These three objectives have been beautifully and meticulously accomplished as visitors who tour the Museum can see. And, in addition to the Museum building, the adjoining 15 acres help bring General Sam’s life more into perspective. As one tours the grounds, he or she should envision him on the porch of his Bear Bend Hunting Lodge, sitting, whittling, and telling stories as he loved to do. In addition to the lodge, the original Woodland Home and Law Office (1848), The Steamboat House (1858), and other structures associated with the Houston family life are on view. As visitors tour through these structures, they can see that life was not easy in the 1800s.
The Museum, a part of Sam Houston State University, offers a plethora of activities and avenues of learning for all ages. The Education Department, which is in charge of programming, facilitates tours for groups of school age children, senior citizens, church and education groups, and others. They host “work and play” tours in the fall and early winter for smaller groups where hands-on activities are enjoyed.
Reservations are required for guided tours and are set up through the Education Department. Self- guided tours of the Memorial Museum and grounds are available Tuesday through Saturday 9:00am to 4:30pm and Sunday noon to 4:30pm.
During the summer months, June through August, a guided tour is available to the public Tuesday through Friday at 10:00 a.m. and 2:00 p.m., and is included in the Admission Donation. The suggested Admission Donations is: Adult – $5, Senior Citizen – $4, Children 6 and older – $3, Children under 6 – Free, and SHSU students – Free. This donation provides access to both the Museum and all facilities on the grounds.
The summer program also includes Bear Bend Wednesdays. This is a free activity for kids (and adults) on Wednesday mornings from 10:00am – Noon during the months of June and July, and kids love it! Hands-on activities such as flower pounding, doll making, gardening, embroidery and needlepoint, and leaf etchings bring to our kids a better understanding of what life was like for the eight Houston kids.
The Museum also hosts three to four rotating exhibits each year on varying themes. A recent exhibit displayed photographs of the beautiful National Parks from across our nation. Additionally, a recent documentary Sam Houston: American Statesman, Soldier & Pioneer (focused on the life of Sam Houston, with many of the scenes filmed on the museum grounds, aided with information provided by Museum Staff) has been shown on PBS.

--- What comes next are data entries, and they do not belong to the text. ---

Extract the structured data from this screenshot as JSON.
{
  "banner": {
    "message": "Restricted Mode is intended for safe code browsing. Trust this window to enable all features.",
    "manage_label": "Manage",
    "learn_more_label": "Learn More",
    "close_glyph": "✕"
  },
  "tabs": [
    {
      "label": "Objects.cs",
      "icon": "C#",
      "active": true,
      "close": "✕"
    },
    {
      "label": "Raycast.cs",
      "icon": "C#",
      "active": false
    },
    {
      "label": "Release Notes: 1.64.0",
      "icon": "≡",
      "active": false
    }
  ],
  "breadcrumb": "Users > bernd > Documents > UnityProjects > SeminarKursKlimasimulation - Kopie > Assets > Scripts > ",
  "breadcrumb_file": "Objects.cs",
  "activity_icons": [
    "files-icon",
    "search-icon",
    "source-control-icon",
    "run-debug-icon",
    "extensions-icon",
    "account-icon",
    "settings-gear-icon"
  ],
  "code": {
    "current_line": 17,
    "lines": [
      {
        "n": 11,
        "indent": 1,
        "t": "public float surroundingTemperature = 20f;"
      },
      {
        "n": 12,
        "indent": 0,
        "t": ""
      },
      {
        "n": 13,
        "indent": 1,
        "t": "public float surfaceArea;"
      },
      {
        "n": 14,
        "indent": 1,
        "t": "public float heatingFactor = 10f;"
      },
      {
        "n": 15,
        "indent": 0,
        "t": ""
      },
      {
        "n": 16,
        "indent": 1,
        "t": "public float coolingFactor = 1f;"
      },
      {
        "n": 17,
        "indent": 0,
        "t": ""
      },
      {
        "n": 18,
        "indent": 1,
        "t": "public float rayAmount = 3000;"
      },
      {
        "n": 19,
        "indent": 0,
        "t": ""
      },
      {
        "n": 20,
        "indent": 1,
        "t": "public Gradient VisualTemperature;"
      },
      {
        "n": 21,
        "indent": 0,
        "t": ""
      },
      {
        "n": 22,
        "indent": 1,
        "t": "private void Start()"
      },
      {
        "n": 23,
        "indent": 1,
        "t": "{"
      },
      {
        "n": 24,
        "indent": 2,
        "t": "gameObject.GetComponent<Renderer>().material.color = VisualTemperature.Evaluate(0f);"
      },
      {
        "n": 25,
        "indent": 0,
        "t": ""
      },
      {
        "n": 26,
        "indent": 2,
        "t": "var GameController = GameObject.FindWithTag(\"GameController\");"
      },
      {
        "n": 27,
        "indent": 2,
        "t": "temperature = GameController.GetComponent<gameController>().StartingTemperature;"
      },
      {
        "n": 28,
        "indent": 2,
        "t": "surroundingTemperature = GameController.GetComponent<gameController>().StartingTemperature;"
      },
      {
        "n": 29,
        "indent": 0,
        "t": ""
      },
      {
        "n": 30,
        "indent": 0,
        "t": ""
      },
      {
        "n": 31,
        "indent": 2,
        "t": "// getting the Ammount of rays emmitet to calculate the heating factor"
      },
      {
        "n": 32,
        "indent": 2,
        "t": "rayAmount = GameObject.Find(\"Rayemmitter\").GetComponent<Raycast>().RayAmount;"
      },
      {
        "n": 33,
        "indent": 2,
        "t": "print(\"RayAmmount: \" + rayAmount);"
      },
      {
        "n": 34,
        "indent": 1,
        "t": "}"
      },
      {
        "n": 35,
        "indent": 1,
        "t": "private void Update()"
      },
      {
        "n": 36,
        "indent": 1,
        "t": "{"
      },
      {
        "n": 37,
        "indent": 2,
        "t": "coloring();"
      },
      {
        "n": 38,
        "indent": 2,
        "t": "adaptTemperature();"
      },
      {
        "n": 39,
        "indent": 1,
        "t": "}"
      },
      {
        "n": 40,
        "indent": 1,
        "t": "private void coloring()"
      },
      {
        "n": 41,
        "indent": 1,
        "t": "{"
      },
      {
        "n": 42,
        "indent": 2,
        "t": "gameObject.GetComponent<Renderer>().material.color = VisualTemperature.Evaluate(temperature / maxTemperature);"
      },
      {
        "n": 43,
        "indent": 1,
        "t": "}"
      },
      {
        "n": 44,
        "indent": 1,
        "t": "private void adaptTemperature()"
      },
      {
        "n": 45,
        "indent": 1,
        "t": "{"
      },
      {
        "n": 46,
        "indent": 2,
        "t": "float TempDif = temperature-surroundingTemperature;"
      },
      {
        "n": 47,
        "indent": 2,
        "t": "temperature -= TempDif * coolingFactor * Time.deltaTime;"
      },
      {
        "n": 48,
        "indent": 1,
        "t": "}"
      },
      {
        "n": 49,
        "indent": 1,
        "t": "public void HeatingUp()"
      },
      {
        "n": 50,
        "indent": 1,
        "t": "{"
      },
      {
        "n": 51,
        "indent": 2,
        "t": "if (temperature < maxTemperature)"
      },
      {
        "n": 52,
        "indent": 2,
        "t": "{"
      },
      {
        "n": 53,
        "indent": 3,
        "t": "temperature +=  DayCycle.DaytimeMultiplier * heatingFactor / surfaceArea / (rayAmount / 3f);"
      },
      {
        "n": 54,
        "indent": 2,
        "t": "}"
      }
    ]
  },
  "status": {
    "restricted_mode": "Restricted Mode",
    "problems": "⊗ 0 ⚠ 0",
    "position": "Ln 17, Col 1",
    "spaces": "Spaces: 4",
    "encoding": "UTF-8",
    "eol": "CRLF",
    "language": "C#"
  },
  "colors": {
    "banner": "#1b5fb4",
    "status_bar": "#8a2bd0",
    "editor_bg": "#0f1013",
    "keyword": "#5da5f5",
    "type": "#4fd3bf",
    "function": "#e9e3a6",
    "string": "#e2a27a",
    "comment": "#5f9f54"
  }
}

For current information regarding all exhibits, tours and activities, be sure to check the Museum’s website at www.samhoustonmemorialmuseum.com and their Facebook page. This will showcase all upcoming events, including the General Sam Houston Folk Festival (a crowd pleaser each spring), when the fifteen-acre grounds will be transformed from a peaceful setting into a bustling frontier settlement. Experience life like Sam did! If he were still alive, he would be soaking up the fun and games, telling stories, and strolling all of his 6’2,” 225 pound figure about in his leopard vest and big green velvet hat. Although the vest was Mexican Jaguar, he referred to it as leopard to make the point that leopards don’t change spots.

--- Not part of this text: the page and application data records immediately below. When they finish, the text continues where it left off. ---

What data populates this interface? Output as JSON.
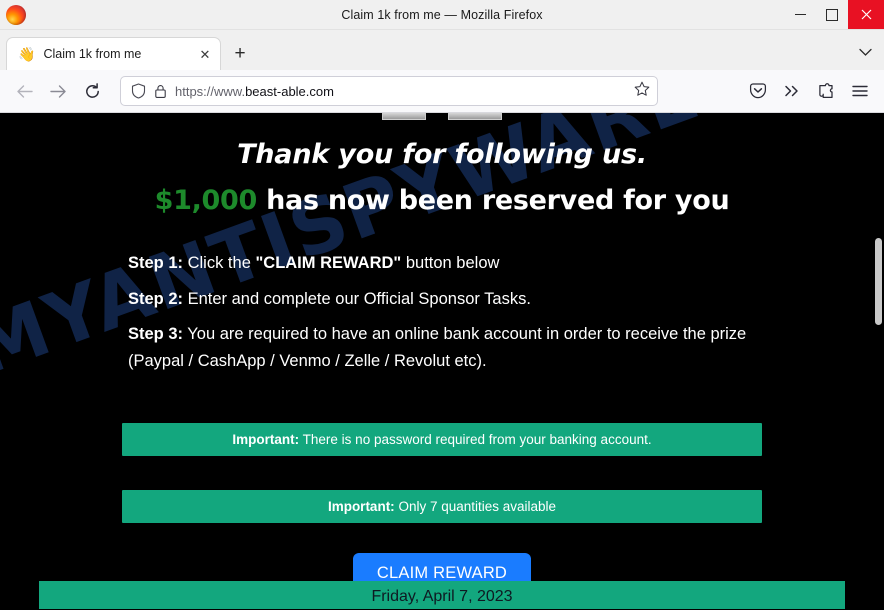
{
  "window": {
    "title": "Claim 1k from me — Mozilla Firefox",
    "logo_icon": "firefox-logo",
    "minimize_label": "",
    "maximize_label": "",
    "close_label": "✕"
  },
  "tabs": {
    "items": [
      {
        "favicon": "👋",
        "title": "Claim 1k from me",
        "close_label": "✕"
      }
    ],
    "new_tab_label": "+",
    "list_all_tabs_icon": "chevron-down-icon"
  },
  "navbar": {
    "back_label": "←",
    "forward_label": "→",
    "reload_label": "⟳",
    "shield_icon": "shield-icon",
    "lock_icon": "padlock-icon",
    "url_prefix": "https://www.",
    "url_domain": "beast-able.com",
    "bookmark_icon": "star-icon",
    "pocket_icon": "pocket-icon",
    "overflow_icon": "double-chevron-icon",
    "extensions_icon": "puzzle-piece-icon",
    "menu_icon": "hamburger-menu-icon"
  },
  "page": {
    "watermark": "MYANTISPYWARE.COM",
    "headline_1": "Thank you for following us.",
    "headline_2_amount": "$1,000",
    "headline_2_rest": " has now been reserved for you",
    "steps": [
      {
        "label": "Step 1:",
        "pre": " Click the ",
        "quoted": "\"CLAIM REWARD\"",
        "post": " button below"
      },
      {
        "label": "Step 2:",
        "pre": " Enter and complete our Official Sponsor Tasks.",
        "quoted": "",
        "post": ""
      },
      {
        "label": "Step 3:",
        "pre": " You are required to have an online bank account in order to receive the prize (Paypal / CashApp / Venmo / Zelle / Revolut etc).",
        "quoted": "",
        "post": ""
      }
    ],
    "banner_1_label": "Important:",
    "banner_1_text": " There is no password required from your banking account.",
    "banner_2_label": "Important:",
    "banner_2_text": " Only 7 quantities available",
    "claim_button": "CLAIM REWARD",
    "bottom_bar_text": "Friday, April 7, 2023"
  },
  "colors": {
    "banner_green": "#13a77e",
    "amount_green": "#1d8a2b",
    "claim_blue": "#1a7cff",
    "watermark_navy": "#12264d",
    "page_background": "#000000",
    "close_red": "#e81123"
  }
}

This brings us back to General Sam Houston, a man who had to make tough decisions that impacted thousands of lives, and stand by those decisions, popular or not, without wavering. This is part of the integrity which defines Sam Houston. Leadership does not come without a price, and Sam Houston, although not flawless, stood tall under the pressures placed upon him. A trip to the Museum will attest to his skills as a leader, and even though the word “Presidential” is not contained within its name, the Sam Houston Memorial Museum serves as the lasting memoirs of a great man, a victorious General and a President of the Republic of Texas.